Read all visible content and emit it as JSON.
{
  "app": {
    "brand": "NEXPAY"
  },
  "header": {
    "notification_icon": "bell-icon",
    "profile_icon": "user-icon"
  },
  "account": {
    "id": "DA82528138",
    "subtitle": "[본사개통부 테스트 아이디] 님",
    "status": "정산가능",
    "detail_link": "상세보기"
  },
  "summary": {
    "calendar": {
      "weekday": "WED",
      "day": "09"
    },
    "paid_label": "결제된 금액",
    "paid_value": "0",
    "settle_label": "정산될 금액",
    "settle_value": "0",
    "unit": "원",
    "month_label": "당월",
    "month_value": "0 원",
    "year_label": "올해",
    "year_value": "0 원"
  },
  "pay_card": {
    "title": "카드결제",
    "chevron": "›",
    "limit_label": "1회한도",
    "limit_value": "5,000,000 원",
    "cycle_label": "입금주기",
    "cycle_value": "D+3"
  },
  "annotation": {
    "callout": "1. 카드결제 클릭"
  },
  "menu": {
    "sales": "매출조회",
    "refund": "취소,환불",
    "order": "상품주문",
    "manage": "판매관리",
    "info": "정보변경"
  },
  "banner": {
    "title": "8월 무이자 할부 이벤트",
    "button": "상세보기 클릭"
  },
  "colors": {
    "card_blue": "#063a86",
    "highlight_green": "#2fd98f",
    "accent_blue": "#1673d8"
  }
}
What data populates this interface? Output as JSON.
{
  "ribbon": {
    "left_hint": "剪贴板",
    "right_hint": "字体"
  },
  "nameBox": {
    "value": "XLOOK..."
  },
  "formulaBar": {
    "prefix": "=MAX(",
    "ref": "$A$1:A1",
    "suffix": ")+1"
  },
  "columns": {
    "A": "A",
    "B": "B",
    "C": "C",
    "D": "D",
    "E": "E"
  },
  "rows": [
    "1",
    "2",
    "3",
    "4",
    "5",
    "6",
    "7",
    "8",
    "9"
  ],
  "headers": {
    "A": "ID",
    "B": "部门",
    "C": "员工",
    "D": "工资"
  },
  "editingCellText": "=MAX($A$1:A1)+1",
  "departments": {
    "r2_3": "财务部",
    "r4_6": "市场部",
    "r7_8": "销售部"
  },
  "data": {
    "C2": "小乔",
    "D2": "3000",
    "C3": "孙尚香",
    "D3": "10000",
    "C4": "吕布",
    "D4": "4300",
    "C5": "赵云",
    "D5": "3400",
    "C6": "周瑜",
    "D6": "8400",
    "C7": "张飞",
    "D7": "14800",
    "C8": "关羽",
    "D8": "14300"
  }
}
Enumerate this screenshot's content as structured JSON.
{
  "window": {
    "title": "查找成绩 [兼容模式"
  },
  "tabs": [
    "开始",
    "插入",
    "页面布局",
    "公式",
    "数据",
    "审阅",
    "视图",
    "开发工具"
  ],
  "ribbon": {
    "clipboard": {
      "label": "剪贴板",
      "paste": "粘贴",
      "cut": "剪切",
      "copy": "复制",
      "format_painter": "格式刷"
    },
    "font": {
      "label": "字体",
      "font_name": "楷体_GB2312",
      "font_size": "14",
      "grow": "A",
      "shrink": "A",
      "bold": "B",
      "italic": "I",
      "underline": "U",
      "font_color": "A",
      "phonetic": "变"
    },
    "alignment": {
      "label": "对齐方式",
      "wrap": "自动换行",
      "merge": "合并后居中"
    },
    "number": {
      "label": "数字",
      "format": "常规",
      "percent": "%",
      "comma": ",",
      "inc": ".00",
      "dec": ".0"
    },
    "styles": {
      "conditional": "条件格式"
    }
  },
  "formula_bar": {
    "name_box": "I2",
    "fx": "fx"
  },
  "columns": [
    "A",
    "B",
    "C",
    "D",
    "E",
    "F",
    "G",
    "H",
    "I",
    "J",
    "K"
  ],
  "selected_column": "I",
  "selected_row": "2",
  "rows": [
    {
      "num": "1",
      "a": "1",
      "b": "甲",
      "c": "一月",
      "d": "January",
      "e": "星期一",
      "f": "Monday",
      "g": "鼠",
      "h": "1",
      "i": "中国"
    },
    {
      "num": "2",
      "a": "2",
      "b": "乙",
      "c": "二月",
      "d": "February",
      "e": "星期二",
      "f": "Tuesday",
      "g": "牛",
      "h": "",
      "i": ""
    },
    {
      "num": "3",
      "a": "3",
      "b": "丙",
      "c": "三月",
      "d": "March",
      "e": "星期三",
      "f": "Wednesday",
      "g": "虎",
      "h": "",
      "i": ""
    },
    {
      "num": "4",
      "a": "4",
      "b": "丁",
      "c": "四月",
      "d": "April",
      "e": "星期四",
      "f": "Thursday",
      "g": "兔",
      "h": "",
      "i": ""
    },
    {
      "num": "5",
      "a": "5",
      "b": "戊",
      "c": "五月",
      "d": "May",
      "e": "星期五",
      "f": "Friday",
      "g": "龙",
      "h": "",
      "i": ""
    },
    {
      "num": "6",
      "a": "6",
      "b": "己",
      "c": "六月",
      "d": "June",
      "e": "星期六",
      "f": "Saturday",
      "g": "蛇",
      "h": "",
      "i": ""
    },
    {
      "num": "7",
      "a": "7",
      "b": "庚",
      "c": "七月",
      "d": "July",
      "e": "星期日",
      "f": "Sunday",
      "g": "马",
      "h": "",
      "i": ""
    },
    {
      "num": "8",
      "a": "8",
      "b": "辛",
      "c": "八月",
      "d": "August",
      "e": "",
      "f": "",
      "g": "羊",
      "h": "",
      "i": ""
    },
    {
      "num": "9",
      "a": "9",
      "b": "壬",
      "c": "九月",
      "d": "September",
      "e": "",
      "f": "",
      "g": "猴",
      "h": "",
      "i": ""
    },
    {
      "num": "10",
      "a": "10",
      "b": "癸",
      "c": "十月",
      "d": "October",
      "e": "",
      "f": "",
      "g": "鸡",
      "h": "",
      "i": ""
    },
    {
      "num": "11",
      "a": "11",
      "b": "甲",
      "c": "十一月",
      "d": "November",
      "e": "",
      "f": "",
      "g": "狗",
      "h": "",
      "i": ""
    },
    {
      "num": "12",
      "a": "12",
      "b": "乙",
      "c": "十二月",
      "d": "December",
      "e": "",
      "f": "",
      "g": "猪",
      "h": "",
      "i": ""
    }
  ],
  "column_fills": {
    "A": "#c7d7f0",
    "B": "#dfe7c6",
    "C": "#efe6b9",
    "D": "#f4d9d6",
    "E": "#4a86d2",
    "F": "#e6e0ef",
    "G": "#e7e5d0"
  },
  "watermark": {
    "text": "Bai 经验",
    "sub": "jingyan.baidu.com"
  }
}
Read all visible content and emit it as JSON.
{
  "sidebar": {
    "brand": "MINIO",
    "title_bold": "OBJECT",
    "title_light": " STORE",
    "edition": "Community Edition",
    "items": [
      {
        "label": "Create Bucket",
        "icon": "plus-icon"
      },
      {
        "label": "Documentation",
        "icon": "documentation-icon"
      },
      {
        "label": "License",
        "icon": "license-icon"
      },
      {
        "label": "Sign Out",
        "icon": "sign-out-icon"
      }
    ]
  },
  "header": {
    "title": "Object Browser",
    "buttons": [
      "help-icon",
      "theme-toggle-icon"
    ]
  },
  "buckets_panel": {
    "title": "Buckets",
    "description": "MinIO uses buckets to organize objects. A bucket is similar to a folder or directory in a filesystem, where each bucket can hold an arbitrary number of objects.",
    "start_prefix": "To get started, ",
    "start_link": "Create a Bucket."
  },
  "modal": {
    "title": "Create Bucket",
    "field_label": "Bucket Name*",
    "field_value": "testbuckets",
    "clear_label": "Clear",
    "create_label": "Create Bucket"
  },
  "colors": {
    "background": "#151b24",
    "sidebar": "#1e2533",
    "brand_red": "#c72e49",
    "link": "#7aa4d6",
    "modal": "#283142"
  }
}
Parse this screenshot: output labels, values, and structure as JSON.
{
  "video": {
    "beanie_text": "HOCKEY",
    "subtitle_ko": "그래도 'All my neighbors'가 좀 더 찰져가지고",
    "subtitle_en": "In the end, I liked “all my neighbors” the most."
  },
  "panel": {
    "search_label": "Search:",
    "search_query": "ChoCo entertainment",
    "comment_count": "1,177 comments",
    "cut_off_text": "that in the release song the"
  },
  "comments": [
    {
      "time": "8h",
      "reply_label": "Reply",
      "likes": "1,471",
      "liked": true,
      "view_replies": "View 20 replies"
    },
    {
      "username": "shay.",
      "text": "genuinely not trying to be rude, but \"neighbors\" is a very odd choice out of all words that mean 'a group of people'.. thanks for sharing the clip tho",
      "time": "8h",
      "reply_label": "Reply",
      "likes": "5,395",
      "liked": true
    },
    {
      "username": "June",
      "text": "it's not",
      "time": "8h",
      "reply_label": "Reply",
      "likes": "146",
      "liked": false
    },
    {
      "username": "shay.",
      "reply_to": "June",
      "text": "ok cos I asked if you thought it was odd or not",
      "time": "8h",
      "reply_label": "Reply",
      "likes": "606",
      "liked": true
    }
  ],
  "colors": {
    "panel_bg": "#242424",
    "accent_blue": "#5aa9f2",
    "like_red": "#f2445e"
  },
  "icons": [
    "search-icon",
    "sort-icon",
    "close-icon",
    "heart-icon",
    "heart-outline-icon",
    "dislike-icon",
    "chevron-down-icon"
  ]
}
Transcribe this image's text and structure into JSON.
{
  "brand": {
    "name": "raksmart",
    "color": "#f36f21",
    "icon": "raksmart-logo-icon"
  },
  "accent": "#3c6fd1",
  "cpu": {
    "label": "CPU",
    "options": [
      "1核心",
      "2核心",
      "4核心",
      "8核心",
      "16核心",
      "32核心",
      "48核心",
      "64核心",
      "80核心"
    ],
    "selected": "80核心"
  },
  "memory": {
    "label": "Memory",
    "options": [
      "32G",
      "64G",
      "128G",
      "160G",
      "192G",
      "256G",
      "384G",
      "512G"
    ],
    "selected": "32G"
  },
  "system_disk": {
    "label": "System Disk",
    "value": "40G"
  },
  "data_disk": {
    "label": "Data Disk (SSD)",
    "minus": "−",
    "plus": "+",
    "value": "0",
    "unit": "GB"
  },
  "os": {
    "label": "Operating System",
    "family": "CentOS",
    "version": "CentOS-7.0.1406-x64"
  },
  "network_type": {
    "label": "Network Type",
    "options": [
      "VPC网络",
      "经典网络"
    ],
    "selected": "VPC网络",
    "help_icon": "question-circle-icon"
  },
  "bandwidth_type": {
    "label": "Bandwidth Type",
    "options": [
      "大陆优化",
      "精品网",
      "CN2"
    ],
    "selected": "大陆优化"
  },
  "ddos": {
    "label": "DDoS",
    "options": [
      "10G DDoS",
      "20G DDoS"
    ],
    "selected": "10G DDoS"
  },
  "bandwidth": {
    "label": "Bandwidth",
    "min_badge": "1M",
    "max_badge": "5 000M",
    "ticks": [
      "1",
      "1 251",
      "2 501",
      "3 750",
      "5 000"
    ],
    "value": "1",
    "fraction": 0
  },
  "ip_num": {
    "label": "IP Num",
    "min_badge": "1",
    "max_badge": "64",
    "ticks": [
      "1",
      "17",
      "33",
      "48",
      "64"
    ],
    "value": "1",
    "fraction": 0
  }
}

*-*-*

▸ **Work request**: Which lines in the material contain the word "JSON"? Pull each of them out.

▸ **Task answer**:
Read all visible content and emit it as JSON.
What data populates this interface? Output as JSON.
Enumerate this screenshot's content as structured JSON.
Read all visible content and emit it as JSON.
Parse this screenshot: output labels, values, and structure as JSON.
Transcribe this image's text and structure into JSON.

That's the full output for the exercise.